Third milestone:  Assessment of the student reflection data. Student coders will analyze reflections for key themes collected in autumn 2015.  These data will be compiled and summarized in broad themes for faculty (please see Research Phase I under “Scope and Methodology” for more information).

Fourth milestone: Faculty gathering at the Whitely Institute in May of 2016 will have the opportunity to understand the broad themes in the student reflections and form research collaborations with other faculty and students.  It is anticipated that there will be many possible ways to approach the data, and so faculty will have access to the “raw data,” as all student reflections will be submitted digitally (and will be organized by class and week for participating faculty and student researchers).  

Fifth milestone: In this final phase, faculty and students will present the findings of their collaborative research at various national conferences, concluding the final phase of this project (please see “Research Phase III under “Scope and Methodology.” 

Timeline of the project in summary: The majority of the project – including the autumn 2015 campus campaign, data collection, and data analysis – will be complete by June 2016.  However, the substantive research focus of this project includes faculty-student presentation at several conferences, extending the completion date to late autumn 2016.  

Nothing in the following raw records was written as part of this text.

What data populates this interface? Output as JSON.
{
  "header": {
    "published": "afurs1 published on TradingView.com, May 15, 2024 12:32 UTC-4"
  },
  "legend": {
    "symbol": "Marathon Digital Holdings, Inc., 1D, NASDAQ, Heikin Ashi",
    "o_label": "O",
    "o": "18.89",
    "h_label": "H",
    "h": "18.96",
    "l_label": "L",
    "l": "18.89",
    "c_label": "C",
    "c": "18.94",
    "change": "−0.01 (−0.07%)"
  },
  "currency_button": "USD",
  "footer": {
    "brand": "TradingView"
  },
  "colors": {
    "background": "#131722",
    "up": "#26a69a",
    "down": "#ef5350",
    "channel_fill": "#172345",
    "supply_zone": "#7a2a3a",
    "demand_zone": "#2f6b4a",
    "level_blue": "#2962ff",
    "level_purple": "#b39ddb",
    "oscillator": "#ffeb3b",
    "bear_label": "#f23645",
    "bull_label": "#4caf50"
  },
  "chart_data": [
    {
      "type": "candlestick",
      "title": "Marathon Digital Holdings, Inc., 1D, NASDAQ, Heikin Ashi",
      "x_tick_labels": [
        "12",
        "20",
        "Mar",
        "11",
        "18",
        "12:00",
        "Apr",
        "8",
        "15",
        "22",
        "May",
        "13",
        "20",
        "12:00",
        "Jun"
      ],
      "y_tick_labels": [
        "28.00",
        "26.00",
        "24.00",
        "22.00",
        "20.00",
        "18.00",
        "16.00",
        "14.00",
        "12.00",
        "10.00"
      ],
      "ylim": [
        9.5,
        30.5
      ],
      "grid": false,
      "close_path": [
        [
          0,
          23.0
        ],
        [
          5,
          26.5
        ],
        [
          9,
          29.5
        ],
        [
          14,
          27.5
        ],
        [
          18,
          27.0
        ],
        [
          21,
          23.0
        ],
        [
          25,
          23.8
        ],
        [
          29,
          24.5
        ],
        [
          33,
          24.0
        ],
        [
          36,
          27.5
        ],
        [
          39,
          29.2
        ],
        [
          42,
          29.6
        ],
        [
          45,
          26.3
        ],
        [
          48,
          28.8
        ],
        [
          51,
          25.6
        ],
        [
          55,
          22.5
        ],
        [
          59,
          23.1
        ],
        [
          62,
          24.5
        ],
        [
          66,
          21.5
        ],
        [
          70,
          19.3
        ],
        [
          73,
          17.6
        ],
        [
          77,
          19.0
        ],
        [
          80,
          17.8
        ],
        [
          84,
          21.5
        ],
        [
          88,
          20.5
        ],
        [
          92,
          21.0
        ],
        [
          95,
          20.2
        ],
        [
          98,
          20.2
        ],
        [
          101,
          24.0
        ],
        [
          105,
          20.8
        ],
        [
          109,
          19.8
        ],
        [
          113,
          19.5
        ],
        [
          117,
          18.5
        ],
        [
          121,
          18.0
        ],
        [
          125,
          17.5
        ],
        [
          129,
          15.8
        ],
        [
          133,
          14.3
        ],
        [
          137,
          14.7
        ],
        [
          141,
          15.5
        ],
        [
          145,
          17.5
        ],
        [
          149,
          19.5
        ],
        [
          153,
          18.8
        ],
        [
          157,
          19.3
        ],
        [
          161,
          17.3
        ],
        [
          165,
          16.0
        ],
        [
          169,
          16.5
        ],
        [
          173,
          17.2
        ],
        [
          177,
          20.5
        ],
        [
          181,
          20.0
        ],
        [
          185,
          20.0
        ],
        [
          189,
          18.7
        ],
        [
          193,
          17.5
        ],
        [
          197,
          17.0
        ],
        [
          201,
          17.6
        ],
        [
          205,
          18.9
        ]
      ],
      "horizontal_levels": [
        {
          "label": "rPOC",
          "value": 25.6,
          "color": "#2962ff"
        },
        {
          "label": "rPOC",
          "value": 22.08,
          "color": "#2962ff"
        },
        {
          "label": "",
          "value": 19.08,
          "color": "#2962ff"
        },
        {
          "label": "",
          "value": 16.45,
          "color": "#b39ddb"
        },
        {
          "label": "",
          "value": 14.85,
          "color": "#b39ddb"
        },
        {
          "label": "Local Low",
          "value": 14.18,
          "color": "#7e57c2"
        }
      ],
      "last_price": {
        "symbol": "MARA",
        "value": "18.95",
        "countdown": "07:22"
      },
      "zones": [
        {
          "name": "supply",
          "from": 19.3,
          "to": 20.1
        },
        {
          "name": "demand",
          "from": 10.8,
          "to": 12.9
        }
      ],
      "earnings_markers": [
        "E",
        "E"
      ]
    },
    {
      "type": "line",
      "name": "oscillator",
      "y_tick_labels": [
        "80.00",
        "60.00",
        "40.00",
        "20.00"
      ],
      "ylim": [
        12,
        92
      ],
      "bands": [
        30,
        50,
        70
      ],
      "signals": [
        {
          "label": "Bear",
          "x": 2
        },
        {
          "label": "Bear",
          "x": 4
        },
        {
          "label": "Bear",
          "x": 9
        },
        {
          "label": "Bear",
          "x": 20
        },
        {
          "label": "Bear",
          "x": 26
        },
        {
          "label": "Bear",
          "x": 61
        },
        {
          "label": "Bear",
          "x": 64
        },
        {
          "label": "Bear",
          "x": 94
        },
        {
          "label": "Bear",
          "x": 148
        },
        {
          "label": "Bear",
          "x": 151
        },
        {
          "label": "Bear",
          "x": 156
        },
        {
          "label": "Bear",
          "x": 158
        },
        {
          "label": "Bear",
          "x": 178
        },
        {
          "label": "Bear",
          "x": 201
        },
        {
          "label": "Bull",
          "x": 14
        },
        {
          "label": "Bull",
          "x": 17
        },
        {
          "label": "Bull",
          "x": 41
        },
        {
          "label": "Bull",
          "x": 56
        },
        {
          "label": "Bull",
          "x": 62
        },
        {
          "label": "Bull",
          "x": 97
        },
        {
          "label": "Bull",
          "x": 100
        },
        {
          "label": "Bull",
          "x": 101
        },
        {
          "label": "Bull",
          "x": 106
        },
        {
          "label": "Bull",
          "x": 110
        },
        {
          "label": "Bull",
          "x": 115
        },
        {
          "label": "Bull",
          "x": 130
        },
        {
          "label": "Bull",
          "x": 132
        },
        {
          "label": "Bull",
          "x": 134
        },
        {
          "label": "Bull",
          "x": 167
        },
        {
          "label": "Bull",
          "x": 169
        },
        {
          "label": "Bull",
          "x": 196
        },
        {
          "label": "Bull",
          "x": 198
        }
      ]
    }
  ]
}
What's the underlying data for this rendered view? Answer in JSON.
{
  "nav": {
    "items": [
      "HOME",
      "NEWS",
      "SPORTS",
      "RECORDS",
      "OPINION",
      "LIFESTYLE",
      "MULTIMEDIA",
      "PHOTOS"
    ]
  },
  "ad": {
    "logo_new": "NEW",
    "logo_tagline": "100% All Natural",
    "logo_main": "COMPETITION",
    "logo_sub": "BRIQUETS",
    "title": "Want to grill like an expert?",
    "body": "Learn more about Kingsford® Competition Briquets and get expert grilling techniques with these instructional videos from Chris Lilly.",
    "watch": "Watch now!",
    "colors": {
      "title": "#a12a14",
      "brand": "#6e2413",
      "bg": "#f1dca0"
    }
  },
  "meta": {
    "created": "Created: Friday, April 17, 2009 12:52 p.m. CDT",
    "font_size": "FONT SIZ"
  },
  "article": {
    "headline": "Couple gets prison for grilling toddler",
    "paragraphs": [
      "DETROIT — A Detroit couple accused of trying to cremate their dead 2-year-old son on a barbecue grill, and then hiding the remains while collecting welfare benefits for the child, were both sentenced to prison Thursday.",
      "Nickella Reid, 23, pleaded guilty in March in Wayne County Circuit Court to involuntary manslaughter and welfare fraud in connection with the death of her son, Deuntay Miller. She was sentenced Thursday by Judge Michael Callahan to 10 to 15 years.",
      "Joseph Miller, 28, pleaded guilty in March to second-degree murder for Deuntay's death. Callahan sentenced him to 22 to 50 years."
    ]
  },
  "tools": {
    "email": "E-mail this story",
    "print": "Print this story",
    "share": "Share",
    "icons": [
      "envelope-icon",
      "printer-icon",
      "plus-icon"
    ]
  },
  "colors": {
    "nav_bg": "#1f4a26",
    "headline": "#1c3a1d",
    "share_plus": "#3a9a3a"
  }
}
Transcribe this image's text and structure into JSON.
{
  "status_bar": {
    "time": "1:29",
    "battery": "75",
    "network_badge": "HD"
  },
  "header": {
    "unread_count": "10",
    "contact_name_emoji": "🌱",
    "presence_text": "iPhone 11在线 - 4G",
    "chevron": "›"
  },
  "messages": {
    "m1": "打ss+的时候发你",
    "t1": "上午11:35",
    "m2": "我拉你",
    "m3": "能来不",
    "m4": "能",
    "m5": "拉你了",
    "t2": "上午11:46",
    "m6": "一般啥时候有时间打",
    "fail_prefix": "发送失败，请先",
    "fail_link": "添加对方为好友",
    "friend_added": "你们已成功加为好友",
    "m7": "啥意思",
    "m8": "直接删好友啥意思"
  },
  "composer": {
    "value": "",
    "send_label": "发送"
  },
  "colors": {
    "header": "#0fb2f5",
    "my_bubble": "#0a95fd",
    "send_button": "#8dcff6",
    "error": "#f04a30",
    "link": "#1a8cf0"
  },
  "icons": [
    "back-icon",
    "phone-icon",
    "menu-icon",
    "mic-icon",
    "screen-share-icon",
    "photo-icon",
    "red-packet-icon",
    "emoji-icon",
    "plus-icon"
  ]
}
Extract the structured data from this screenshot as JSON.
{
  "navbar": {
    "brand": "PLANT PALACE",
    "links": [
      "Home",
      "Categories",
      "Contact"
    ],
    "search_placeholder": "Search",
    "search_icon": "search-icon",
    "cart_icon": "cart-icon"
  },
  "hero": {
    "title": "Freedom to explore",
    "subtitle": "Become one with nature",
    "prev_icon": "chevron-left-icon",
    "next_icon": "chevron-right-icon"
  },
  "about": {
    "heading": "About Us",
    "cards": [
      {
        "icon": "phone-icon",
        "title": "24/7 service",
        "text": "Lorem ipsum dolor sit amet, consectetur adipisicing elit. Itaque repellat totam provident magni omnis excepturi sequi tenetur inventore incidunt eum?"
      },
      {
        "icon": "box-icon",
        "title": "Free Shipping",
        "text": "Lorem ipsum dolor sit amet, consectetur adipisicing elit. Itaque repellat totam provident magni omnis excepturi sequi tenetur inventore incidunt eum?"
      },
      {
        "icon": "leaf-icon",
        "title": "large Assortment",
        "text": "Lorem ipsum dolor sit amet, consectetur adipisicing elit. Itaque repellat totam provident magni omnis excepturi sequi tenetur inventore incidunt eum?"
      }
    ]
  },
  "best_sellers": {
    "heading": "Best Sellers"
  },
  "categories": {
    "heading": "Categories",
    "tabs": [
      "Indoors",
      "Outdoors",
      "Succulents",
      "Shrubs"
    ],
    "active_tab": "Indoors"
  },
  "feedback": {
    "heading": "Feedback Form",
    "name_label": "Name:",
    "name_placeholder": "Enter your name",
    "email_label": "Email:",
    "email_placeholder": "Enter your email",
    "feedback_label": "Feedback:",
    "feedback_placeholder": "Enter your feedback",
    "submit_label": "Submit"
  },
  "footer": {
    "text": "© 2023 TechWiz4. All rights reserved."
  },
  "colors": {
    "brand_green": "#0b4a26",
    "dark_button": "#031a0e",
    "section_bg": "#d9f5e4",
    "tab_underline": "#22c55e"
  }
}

Primary Faculty:
Ellen  Moore
Primary Staff:
John Burkhardt
Primary Student:
Tucker Baespflug

This project was funded during the 2014-2015 academic year.